With this in mind, modern parents are very aware of the impact childhood experiences have on their children as they grow up, in terms of the the long term impact their childhood will have on their mental fortitude, mindset and emotional health; and many parents endeavour to create confidence within their children… but, confidence is not really something that can be given to a child, as a gift, it’s something that must be generated.

In this sense, confidence is like a muscle, and as with any muscle, for it to grow it needs to be exercised, tested and challenged.

Also, it’s important to realise that when we talk about confidence there’s a huge difference between the two types of confidence; in that there is an inner confidence associated with certainty and stability deep down, then there’s the outer confidence that is the opposite of shyness.

Having good social skills doesn’t necessarily mean a child is confident, as external skills can be taught and learned quite easily, indeed many people develop high levels of external confidence as a coping mechanism to make up for their low levels of inner confidence and self-esteem.

So, when it comes to creating this deep internal sense of confidence and self esteem within your children the following three aspects will point you in the right direction.


A sense of stability in one’s home life is imperative.  The majority of emotional issues in later life stem from an unstable childhood; whether this is from the practical aspects of moving around a lot, or a divorce, or something more emotional such as distant parents that weren’t always emotionally present and understanding of you.

The idea of a stable home has many connotations, but a home is much more than the bricks and mortar that keep four walls around you – home is more of a feeling and an emotional state of certainty that allows people to feel safe, secure and at peace.  

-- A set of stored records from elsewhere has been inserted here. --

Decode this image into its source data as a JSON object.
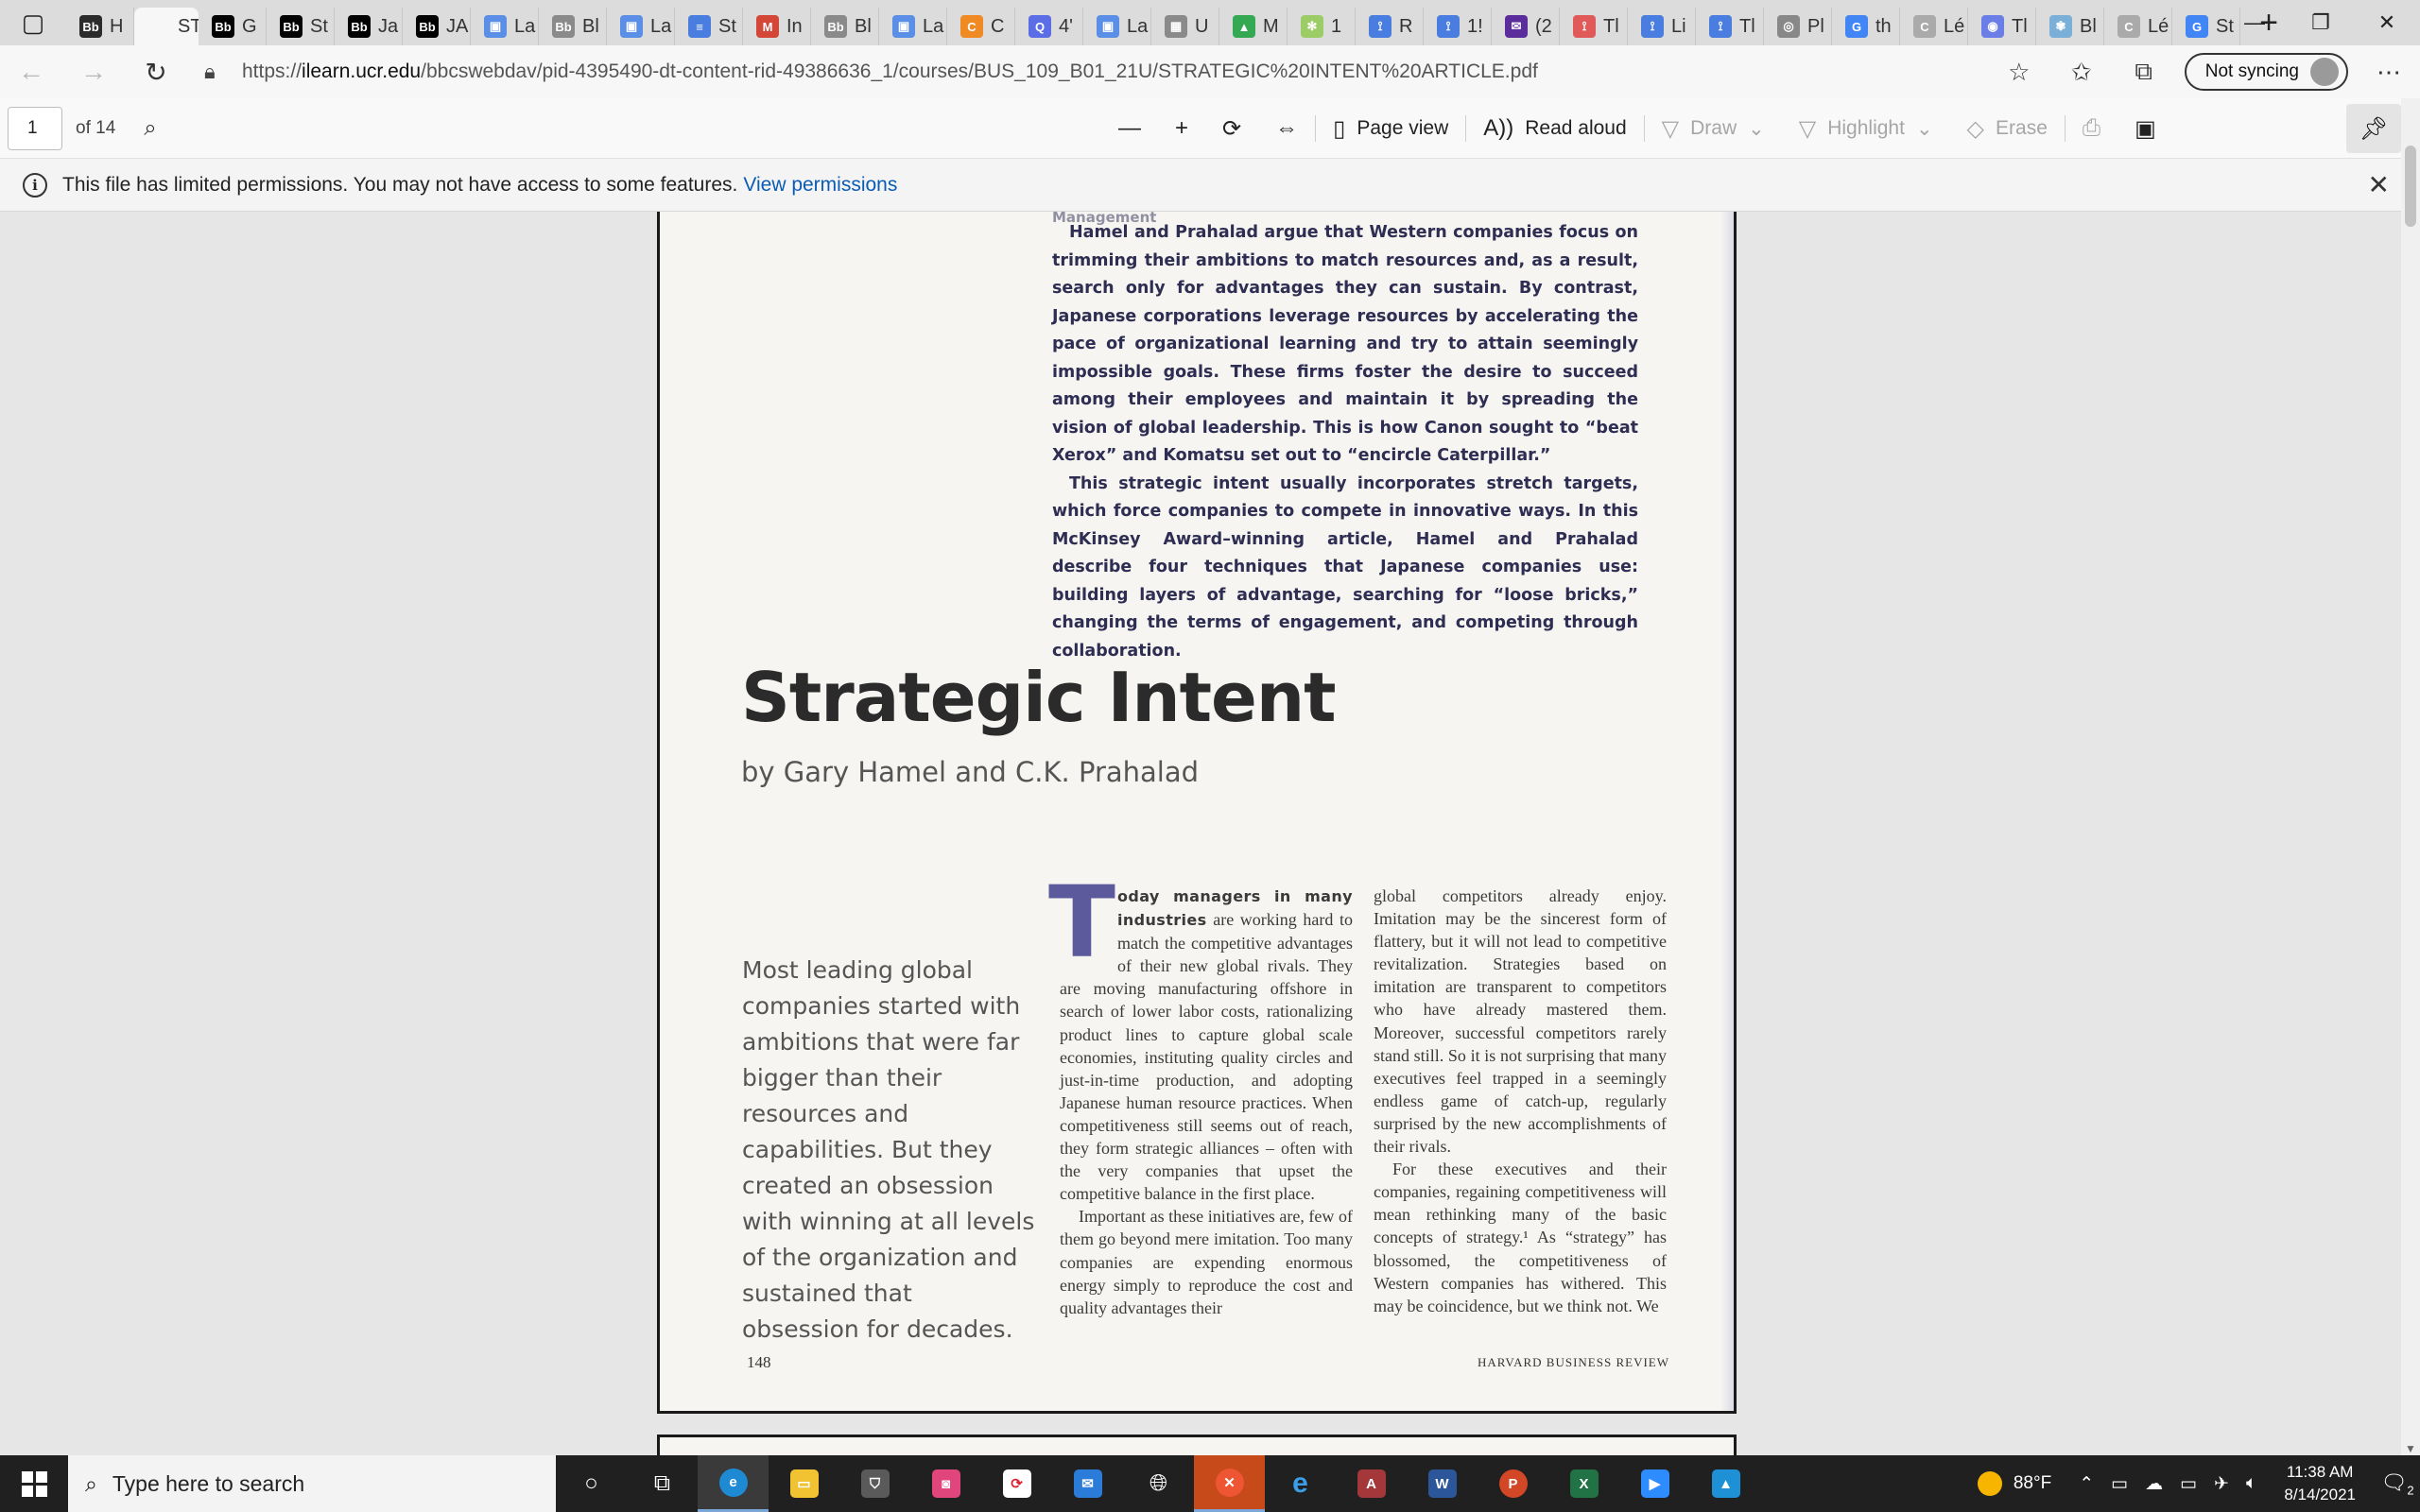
{
  "browser": {
    "tabs": [
      {
        "fav": "Bb",
        "label": "H",
        "color": "#2b2b2b"
      },
      {
        "fav": "",
        "label": "ST",
        "color": "#f7f7f7",
        "active": true
      },
      {
        "fav": "Bb",
        "label": "G",
        "color": "#000"
      },
      {
        "fav": "Bb",
        "label": "St",
        "color": "#000"
      },
      {
        "fav": "Bb",
        "label": "Ja",
        "color": "#000"
      },
      {
        "fav": "Bb",
        "label": "JA",
        "color": "#000"
      },
      {
        "fav": "▣",
        "label": "La",
        "color": "#5b8ee6"
      },
      {
        "fav": "Bb",
        "label": "Bl",
        "color": "#8a8a8a"
      },
      {
        "fav": "▣",
        "label": "La",
        "color": "#5b8ee6"
      },
      {
        "fav": "≡",
        "label": "St",
        "color": "#4a7de0"
      },
      {
        "fav": "M",
        "label": "In",
        "color": "#d44638"
      },
      {
        "fav": "Bb",
        "label": "Bl",
        "color": "#8a8a8a"
      },
      {
        "fav": "▣",
        "label": "La",
        "color": "#5b8ee6"
      },
      {
        "fav": "C",
        "label": "C",
        "color": "#f08a24"
      },
      {
        "fav": "Q",
        "label": "4'",
        "color": "#5b6ee6"
      },
      {
        "fav": "▣",
        "label": "La",
        "color": "#5b8ee6"
      },
      {
        "fav": "▦",
        "label": "U",
        "color": "#8a8a8a"
      },
      {
        "fav": "▲",
        "label": "M",
        "color": "#34a853"
      },
      {
        "fav": "✻",
        "label": "1",
        "color": "#9ccc65"
      },
      {
        "fav": "⟟",
        "label": "R",
        "color": "#4a7de0"
      },
      {
        "fav": "⟟",
        "label": "1!",
        "color": "#4a7de0"
      },
      {
        "fav": "✉",
        "label": "(2",
        "color": "#5b2c9c"
      },
      {
        "fav": "⟟",
        "label": "Tl",
        "color": "#e05a5a"
      },
      {
        "fav": "⟟",
        "label": "Li",
        "color": "#4a7de0"
      },
      {
        "fav": "⟟",
        "label": "Tl",
        "color": "#4a7de0"
      },
      {
        "fav": "◎",
        "label": "Pl",
        "color": "#888"
      },
      {
        "fav": "G",
        "label": "th",
        "color": "#4285f4"
      },
      {
        "fav": "C",
        "label": "Lé",
        "color": "#aaa"
      },
      {
        "fav": "◉",
        "label": "Tl",
        "color": "#6b7de6"
      },
      {
        "fav": "✾",
        "label": "Bl",
        "color": "#7ab0d8"
      },
      {
        "fav": "C",
        "label": "Lé",
        "color": "#aaa"
      },
      {
        "fav": "G",
        "label": "St",
        "color": "#4285f4"
      }
    ],
    "url_prefix": "https://",
    "url_domain": "ilearn.ucr.edu",
    "url_path": "/bbcswebdav/pid-4395490-dt-content-rid-49386636_1/courses/BUS_109_B01_21U/STRATEGIC%20INTENT%20ARTICLE.pdf",
    "sync_label": "Not syncing"
  },
  "pdf": {
    "page_number": "1",
    "page_total": "of 14",
    "tools": {
      "page_view": "Page view",
      "read_aloud": "Read aloud",
      "draw": "Draw",
      "highlight": "Highlight",
      "erase": "Erase"
    },
    "info_message": "This file has limited permissions. You may not have access to some features.",
    "info_link": "View permissions"
  },
  "article": {
    "abstract_cut": "Management",
    "abstract_p1": "Hamel and Prahalad argue that Western companies focus on trimming their ambitions to match resources and, as a result, search only for advantages they can sustain. By contrast, Japanese corporations leverage resources by accelerating the pace of organizational learning and try to attain seemingly impossible goals. These firms foster the desire to succeed among their employees and maintain it by spreading the vision of global leadership. This is how Canon sought to “beat Xerox” and Komatsu set out to “encircle Caterpillar.”",
    "abstract_p2": "This strategic intent usually incorporates stretch targets, which force companies to compete in innovative ways. In this McKinsey Award–winning article, Hamel and Prahalad describe four techniques that Japanese companies use: building layers of advantage, searching for “loose bricks,” changing the terms of engagement, and competing through collaboration.",
    "title": "Strategic Intent",
    "byline": "by Gary Hamel and C.K. Prahalad",
    "pullquote": "Most leading global companies started with ambitions that were far bigger than their resources and capabilities. But they created an obsession with winning at all levels of the organization and sustained that obsession for decades.",
    "dropcap": "T",
    "lead": "oday managers in many industries",
    "col1_p1_rest": " are working hard to match the competitive advantages of their new global rivals. They are moving manufacturing offshore in search of lower labor costs, rationalizing product lines to capture global scale economies, instituting quality circles and just-in-time production, and adopting Japanese human resource practices. When competitiveness still seems out of reach, they form strategic alliances – often with the very companies that upset the competitive balance in the first place.",
    "col1_p2": "Important as these initiatives are, few of them go beyond mere imitation. Too many companies are expending enormous energy simply to reproduce the cost and quality advantages their",
    "col2_p1": "global competitors already enjoy. Imitation may be the sincerest form of flattery, but it will not lead to competitive revitalization. Strategies based on imitation are transparent to competitors who have already mastered them. Moreover, successful competitors rarely stand still. So it is not surprising that many executives feel trapped in a seemingly endless game of catch-up, regularly surprised by the new accomplishments of their rivals.",
    "col2_p2": "For these executives and their companies, regaining competitiveness will mean rethinking many of the basic concepts of strategy.¹ As “strategy” has blossomed, the competitiveness of Western companies has withered. This may be coincidence, but we think not. We",
    "page_number": "148",
    "journal": "HARVARD BUSINESS REVIEW"
  },
  "taskbar": {
    "search_placeholder": "Type here to search",
    "weather": "88°F",
    "time": "11:38 AM",
    "date": "8/14/2021",
    "notifications": "2"
  }
}
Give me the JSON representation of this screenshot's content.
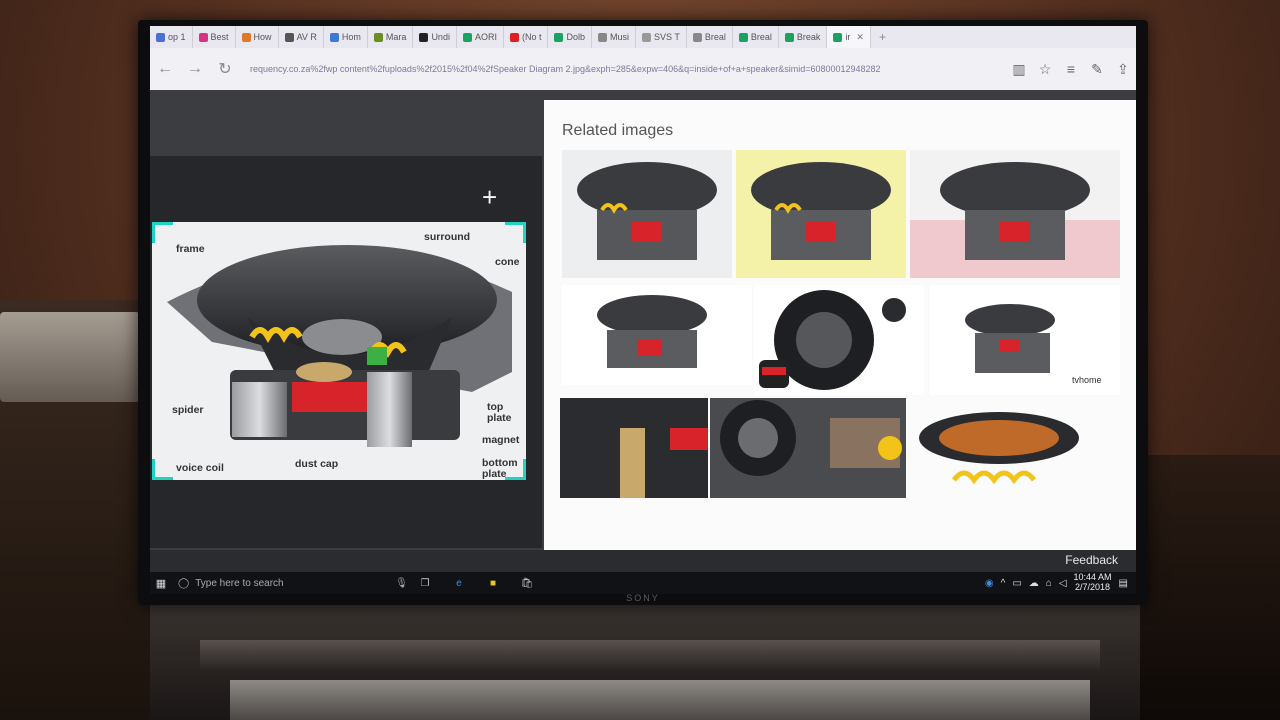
{
  "browser": {
    "tabs": [
      {
        "label": "op 1",
        "color": "#4a6fd6"
      },
      {
        "label": "Best",
        "color": "#d63384"
      },
      {
        "label": "How",
        "color": "#e0782a"
      },
      {
        "label": "AV R",
        "color": "#555555"
      },
      {
        "label": "Hom",
        "color": "#3a7bd5"
      },
      {
        "label": "Mara",
        "color": "#6b8e23"
      },
      {
        "label": "Undi",
        "color": "#222222"
      },
      {
        "label": "AORI",
        "color": "#1aa260"
      },
      {
        "label": "(No t",
        "color": "#e02020"
      },
      {
        "label": "Dolb",
        "color": "#1aa260"
      },
      {
        "label": "Musi",
        "color": "#888888"
      },
      {
        "label": "SVS T",
        "color": "#999999"
      },
      {
        "label": "Breal",
        "color": "#888888"
      },
      {
        "label": "Breal",
        "color": "#1aa260"
      },
      {
        "label": "Break",
        "color": "#1aa260"
      },
      {
        "label": "ir",
        "color": "#1aa260"
      }
    ],
    "url": "requency.co.za%2fwp content%2fuploads%2f2015%2f04%2fSpeaker Diagram 2.jpg&exph=285&expw=406&q=inside+of+a+speaker&simid=60800012948282",
    "icons": {
      "back": "back-arrow-icon",
      "forward": "forward-arrow-icon",
      "refresh": "refresh-icon",
      "reading": "reading-view-icon",
      "favorite": "star-icon",
      "hub": "hub-icon",
      "notes": "web-note-icon",
      "share": "share-icon"
    }
  },
  "viewer": {
    "close_label": "✕",
    "add_label": "+",
    "diagram_labels": {
      "frame": "frame",
      "surround": "surround",
      "cone": "cone",
      "spider": "spider",
      "top_plate": "top\nplate",
      "magnet": "magnet",
      "bottom_plate": "bottom\nplate",
      "voice_coil": "voice coil",
      "dust_cap": "dust cap"
    },
    "related_title": "Related images",
    "watermark": "tvhome",
    "feedback": "Feedback"
  },
  "taskbar": {
    "search_placeholder": "Type here to search",
    "time": "10:44 AM",
    "date": "2/7/2018"
  },
  "tv": {
    "brand": "SONY"
  },
  "colors": {
    "crop_handles": "#22d3c2",
    "cone_red": "#d8232a",
    "coil_yellow": "#f2c41a"
  }
}
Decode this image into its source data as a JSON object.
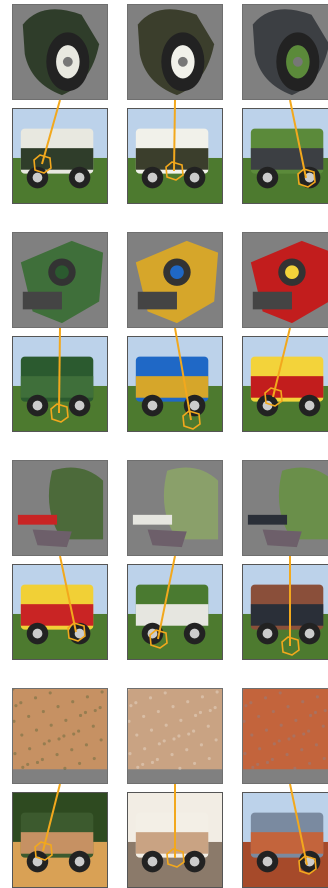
{
  "colors": {
    "link_line": "#f2a81d",
    "patch_background": "#808080",
    "sky": "#bcd2ea",
    "grass": "#4d7a2f",
    "sand": "#c86a3a"
  },
  "rows": [
    {
      "name": "wheel-matches",
      "cells": [
        {
          "patch": "tire-closeup",
          "photo": "white-landrover-on-grass",
          "palette": [
            "#2f3d2a",
            "#e8e8e0",
            "#6fa24c"
          ]
        },
        {
          "patch": "tire-closeup",
          "photo": "white-landrover-with-driver",
          "palette": [
            "#3b3e2c",
            "#f1f1ea",
            "#8fa0b7"
          ]
        },
        {
          "patch": "tire-closeup",
          "photo": "green-landrover-in-lot",
          "palette": [
            "#3c3f43",
            "#5b8a3a",
            "#7f9a6a"
          ]
        }
      ]
    },
    {
      "name": "vehicle-part-matches",
      "cells": [
        {
          "patch": "green-fender",
          "photo": "green-landrover-front",
          "palette": [
            "#3f6f3a",
            "#2b5a2f",
            "#9fb07a"
          ]
        },
        {
          "patch": "yellow-light",
          "photo": "yellow-landrover-hill",
          "palette": [
            "#d6a62a",
            "#1f68c6",
            "#a07a5a"
          ]
        },
        {
          "patch": "red-bumper",
          "photo": "red-fire-landrover",
          "palette": [
            "#c21d1d",
            "#f3d33a",
            "#999999"
          ]
        }
      ]
    },
    {
      "name": "background-matches",
      "cells": [
        {
          "patch": "tree-and-red",
          "photo": "red-fire-landrover-2",
          "palette": [
            "#c92424",
            "#f1d036",
            "#4c6a3a"
          ]
        },
        {
          "patch": "grey-foliage",
          "photo": "white-landrover-field",
          "palette": [
            "#e6e6e0",
            "#4a7a30",
            "#8aa06a"
          ]
        },
        {
          "patch": "tree-foliage",
          "photo": "dark-suvs-street",
          "palette": [
            "#2a2f38",
            "#8a4f3a",
            "#6a8f4a"
          ]
        }
      ]
    },
    {
      "name": "ground-texture-matches",
      "cells": [
        {
          "patch": "soil-texture",
          "photo": "green-landrover-autumn",
          "palette": [
            "#c69163",
            "#3c5a2e",
            "#d9a155"
          ]
        },
        {
          "patch": "sand-texture",
          "photo": "white-landrover-studio",
          "palette": [
            "#c9a383",
            "#f3efe6",
            "#8b7a6a"
          ]
        },
        {
          "patch": "red-sand-texture",
          "photo": "desert-red-ground",
          "palette": [
            "#c3643c",
            "#7a8aa0",
            "#a64a2a"
          ]
        }
      ]
    }
  ]
}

There are simple things you can do to ensure your child feels more certain, such as setting up a regular bedtime routine, which doesn’t change – or having breakfast at a particular time where everyone is intellectually and emotionally present.

Children from stable homes and upbringings tend to feel more confident in later life.  Therefore, try to ensure a stable home environment for your child in order to help them operate from a stable and solid foundation within.


A lot of times, disruptive children are seeking attention, and we “punish” them in a way that meets their need for attention.  Unfortunately, children will find ways to meet their emotional needs – no matter what – and some ways are productive, whilst others are not.

If your child is craving attention there’s a chance they are suffering from a feeling of not being heard, validated or significant.  The best thing to do here, therefore, is to make the time to listen to your child to ensure they are validated and feel emotionally understood.  

The other aspect is to focus on the positive and ignore the negative; see attention as a gift to your child and therefore only offer it when they are doing something good – as this way, you will condition them like Pavlov’s Dogs to associate pleasure with doing something good and pain with being naughty.


As mentioned above, children are attention craving by nature and when parents focus their attention on the bad behaviour children will unconsciously link this with a “reward” of attention… even if it’s negative attention.  Indeed, many children become conditioned to associate being naughty with a way to get their parent’s undivided attention which is why they will often push and push until breaking point – not out of malevolence, but out of hunger for attention.

You therefore want to focus your attention on rewarding the positive, and trying to ignore the negative.  Of course, you might need to reign them in from time to time, but the point is make sure your child feels congratulated and validated when they do good things – and somewhat ignored when they are behaving badly.

In summary, confidence is a muscle and like any muscle it needs exercise in order to grow – that said, putting your child in confidence enhancing situations such as karaoke contests or paying for groceries at the store are not of themselves enough to develop confidence.  You need your child to develop a firm foundational base; and the best way to achieve that is to provide stability, encouragement and validation of their feelings.


Aggie Aviso